------ PROVIDED ENTRIES ------
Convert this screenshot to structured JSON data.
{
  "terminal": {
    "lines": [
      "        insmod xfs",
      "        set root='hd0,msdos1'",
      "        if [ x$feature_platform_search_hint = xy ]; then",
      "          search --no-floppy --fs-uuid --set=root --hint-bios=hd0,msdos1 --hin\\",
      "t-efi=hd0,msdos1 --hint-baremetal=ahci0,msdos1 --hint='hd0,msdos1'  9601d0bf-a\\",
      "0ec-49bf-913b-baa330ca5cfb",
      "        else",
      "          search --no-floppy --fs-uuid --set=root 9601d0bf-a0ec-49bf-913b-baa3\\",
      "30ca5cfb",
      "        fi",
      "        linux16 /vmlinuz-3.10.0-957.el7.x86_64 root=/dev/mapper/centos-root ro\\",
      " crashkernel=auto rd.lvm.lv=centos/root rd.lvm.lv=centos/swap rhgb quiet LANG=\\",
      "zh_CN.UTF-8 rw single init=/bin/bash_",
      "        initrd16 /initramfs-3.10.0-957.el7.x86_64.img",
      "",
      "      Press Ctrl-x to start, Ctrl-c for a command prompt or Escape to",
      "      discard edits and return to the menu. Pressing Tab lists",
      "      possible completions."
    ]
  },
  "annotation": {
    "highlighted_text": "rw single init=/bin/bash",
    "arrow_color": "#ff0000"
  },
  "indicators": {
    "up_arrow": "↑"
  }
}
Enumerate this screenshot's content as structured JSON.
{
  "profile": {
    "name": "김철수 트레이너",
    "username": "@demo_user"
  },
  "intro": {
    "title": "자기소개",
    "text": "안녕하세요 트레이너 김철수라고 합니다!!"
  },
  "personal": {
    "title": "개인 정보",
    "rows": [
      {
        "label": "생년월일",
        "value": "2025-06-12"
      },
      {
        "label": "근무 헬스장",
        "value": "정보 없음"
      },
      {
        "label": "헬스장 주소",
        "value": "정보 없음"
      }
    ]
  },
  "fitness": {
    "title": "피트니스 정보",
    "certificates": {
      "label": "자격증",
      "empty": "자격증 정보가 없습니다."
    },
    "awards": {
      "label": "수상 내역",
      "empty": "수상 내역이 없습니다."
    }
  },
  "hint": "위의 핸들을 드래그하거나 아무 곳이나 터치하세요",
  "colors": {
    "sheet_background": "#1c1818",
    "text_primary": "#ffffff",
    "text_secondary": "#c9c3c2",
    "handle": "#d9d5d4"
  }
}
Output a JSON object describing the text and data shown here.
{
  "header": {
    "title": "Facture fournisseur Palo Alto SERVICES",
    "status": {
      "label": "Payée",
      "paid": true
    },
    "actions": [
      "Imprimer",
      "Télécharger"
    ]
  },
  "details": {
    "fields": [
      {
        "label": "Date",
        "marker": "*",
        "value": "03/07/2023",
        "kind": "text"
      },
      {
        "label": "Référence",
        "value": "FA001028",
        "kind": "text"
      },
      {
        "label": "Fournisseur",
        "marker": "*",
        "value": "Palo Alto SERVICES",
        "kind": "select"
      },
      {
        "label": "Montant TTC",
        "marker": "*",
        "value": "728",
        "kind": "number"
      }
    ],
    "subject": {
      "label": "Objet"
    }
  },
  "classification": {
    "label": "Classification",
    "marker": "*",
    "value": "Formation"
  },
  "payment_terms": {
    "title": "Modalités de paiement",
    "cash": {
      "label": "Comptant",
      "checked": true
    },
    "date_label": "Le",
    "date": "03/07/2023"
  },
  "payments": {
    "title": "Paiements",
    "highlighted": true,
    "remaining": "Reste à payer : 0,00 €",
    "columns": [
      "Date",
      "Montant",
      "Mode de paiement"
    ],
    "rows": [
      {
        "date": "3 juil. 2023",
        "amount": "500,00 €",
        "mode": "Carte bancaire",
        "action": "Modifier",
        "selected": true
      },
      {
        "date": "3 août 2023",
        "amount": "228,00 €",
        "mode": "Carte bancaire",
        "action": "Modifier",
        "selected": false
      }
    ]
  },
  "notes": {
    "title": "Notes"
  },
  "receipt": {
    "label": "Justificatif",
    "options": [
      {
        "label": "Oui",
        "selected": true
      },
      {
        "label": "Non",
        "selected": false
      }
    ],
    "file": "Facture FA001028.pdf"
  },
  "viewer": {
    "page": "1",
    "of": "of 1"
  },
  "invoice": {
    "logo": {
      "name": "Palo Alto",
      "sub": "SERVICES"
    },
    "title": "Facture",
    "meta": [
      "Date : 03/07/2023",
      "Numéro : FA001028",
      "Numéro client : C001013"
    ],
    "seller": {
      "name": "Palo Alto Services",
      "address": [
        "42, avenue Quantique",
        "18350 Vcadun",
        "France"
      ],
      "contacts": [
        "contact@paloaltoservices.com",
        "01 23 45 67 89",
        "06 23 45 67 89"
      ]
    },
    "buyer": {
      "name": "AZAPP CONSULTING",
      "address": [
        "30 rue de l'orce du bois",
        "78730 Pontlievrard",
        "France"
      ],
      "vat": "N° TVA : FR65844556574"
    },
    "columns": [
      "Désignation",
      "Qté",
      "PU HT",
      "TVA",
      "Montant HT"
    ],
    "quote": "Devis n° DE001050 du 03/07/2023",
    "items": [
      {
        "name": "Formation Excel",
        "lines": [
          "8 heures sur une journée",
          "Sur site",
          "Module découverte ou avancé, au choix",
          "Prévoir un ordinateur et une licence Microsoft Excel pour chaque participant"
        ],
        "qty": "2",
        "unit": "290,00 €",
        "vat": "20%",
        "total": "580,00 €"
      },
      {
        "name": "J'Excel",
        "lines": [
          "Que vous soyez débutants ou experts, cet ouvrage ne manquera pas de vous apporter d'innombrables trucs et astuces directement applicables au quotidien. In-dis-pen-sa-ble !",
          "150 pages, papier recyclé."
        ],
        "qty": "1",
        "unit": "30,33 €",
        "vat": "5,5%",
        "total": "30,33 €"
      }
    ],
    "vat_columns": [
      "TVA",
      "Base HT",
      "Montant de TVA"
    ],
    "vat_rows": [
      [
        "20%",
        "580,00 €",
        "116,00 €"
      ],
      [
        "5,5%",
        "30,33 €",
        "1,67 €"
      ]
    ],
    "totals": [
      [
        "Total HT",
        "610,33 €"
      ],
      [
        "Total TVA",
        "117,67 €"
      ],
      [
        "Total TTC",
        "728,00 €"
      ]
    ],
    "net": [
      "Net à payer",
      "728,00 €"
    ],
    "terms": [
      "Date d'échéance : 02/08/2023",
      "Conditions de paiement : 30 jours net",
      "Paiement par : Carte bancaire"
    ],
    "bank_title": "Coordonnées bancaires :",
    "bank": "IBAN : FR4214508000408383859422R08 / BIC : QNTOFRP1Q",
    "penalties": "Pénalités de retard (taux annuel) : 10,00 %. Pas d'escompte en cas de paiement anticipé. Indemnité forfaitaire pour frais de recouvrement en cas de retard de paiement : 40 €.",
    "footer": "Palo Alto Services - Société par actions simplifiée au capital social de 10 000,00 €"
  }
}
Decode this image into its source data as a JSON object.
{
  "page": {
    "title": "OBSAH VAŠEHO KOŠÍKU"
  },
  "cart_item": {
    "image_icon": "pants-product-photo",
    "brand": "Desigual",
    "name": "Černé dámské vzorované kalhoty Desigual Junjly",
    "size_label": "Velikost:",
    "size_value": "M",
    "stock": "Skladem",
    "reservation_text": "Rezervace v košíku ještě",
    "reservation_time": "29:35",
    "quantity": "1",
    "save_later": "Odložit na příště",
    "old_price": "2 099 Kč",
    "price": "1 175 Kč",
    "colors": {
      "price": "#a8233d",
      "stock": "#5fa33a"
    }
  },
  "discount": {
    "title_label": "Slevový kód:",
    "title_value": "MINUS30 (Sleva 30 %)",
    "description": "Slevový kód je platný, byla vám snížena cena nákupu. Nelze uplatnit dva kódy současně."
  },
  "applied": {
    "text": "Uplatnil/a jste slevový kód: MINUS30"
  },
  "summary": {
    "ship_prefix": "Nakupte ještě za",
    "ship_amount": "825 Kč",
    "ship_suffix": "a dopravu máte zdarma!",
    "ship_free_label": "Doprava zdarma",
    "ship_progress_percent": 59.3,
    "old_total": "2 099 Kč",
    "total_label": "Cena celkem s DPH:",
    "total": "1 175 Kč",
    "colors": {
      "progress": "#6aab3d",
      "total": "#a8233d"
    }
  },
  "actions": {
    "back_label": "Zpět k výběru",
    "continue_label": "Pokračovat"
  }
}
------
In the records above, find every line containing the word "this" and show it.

**WRITTEN REPLY:**
Convert this screenshot to structured JSON data.
Enumerate this screenshot's content as structured JSON.
Decode this image into its source data as a JSON object.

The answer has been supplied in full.